WHAT YOU NEED TO DO: Whenever a line in the data contains "JSON", show that line.

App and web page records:

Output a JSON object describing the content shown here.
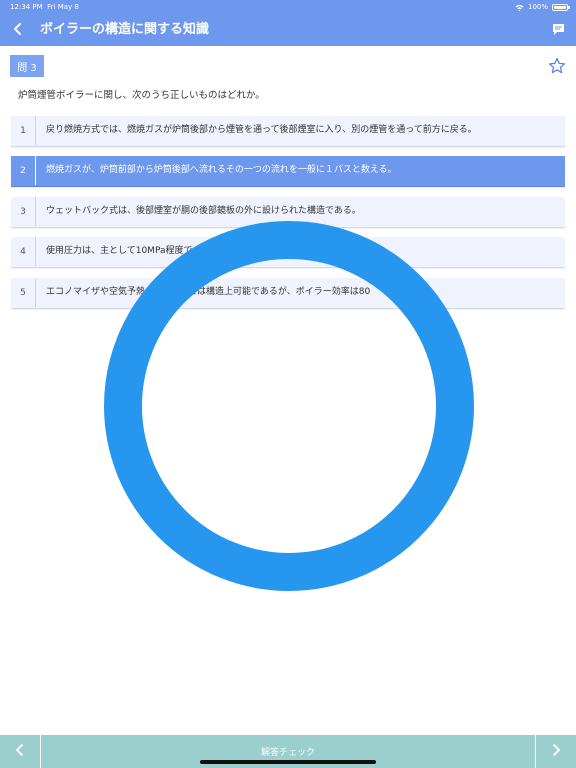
{
  "status_bar": {
    "time": "12:34 PM",
    "date": "Fri May 8",
    "battery": "100%",
    "icons": [
      "wifi-icon",
      "battery-icon"
    ]
  },
  "nav": {
    "title": "ボイラーの構造に関する知識",
    "back_icon": "chevron-left-icon",
    "chat_icon": "chat-bubble-icon"
  },
  "question": {
    "badge": "問 3",
    "text": "炉筒煙管ボイラーに関し、次のうち正しいものはどれか。",
    "favorite_icon": "star-outline-icon"
  },
  "options": [
    {
      "num": "1",
      "text": "戻り燃焼方式では、燃焼ガスが炉筒後部から煙管を通って後部煙室に入り、別の煙管を通って前方に戻る。",
      "selected": false
    },
    {
      "num": "2",
      "text": "燃焼ガスが、炉筒前部から炉筒後部へ流れるその一つの流れを一般に１パスと数える。",
      "selected": true
    },
    {
      "num": "3",
      "text": "ウェットバック式は、後部煙室が胴の後部鏡板の外に設けられた構造である。",
      "selected": false
    },
    {
      "num": "4",
      "text": "使用圧力は、主として10MPa程度で",
      "selected": false
    },
    {
      "num": "5",
      "text": "エコノマイザや空気予熱",
      "text_b": "とは構造上可能であるが、ボイラー効率は80",
      "selected": false
    }
  ],
  "result_overlay": {
    "symbol": "correct-ring",
    "color": "#2796ee"
  },
  "bottom_bar": {
    "check_label": "解答チェック",
    "prev_icon": "chevron-left-icon",
    "next_icon": "chevron-right-icon"
  },
  "colors": {
    "accent": "#6e98ee",
    "option_bg": "#f0f3fd",
    "bottom_bar": "#9acfcd",
    "ring": "#2796ee"
  }
}
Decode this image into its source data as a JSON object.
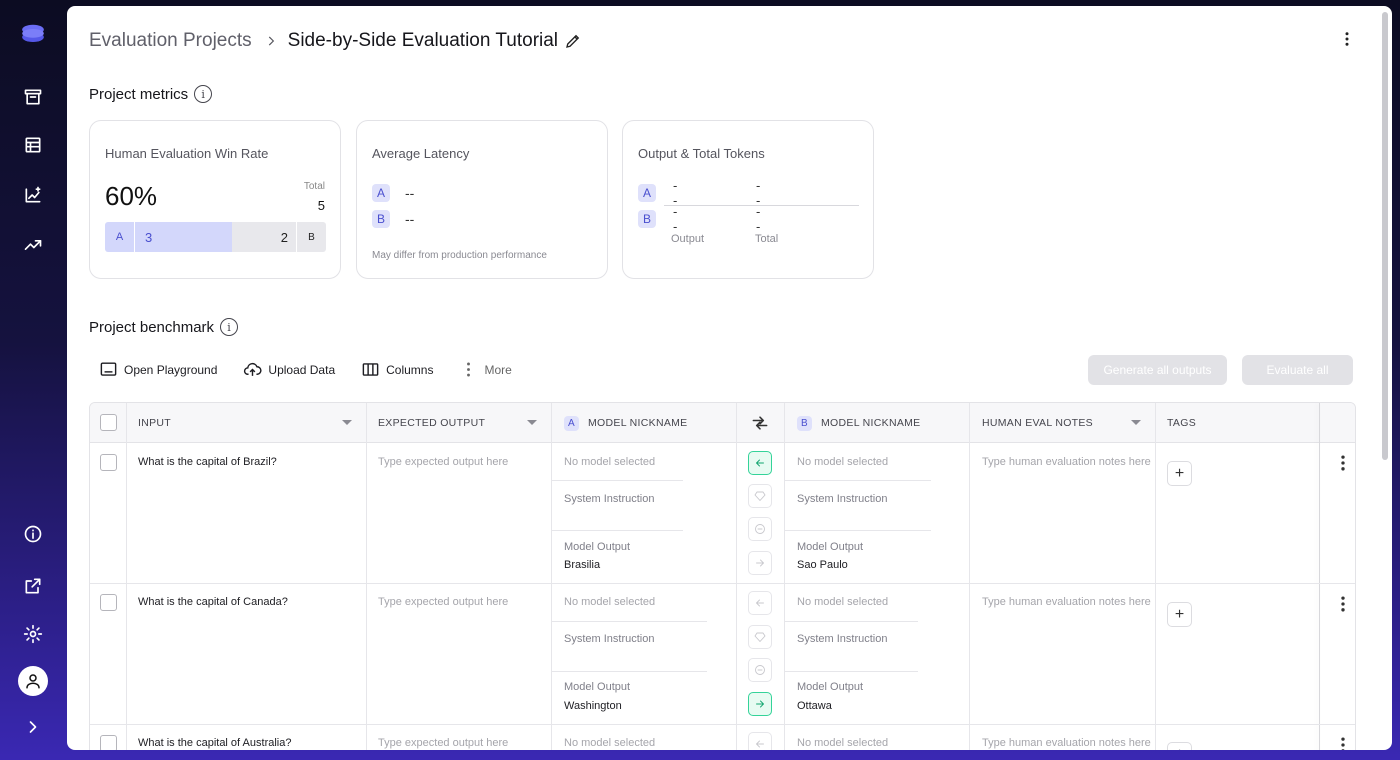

TASK OUTPUT:
Output a JSON object describing the content shown here.
Decode this image into its source data as a JSON object.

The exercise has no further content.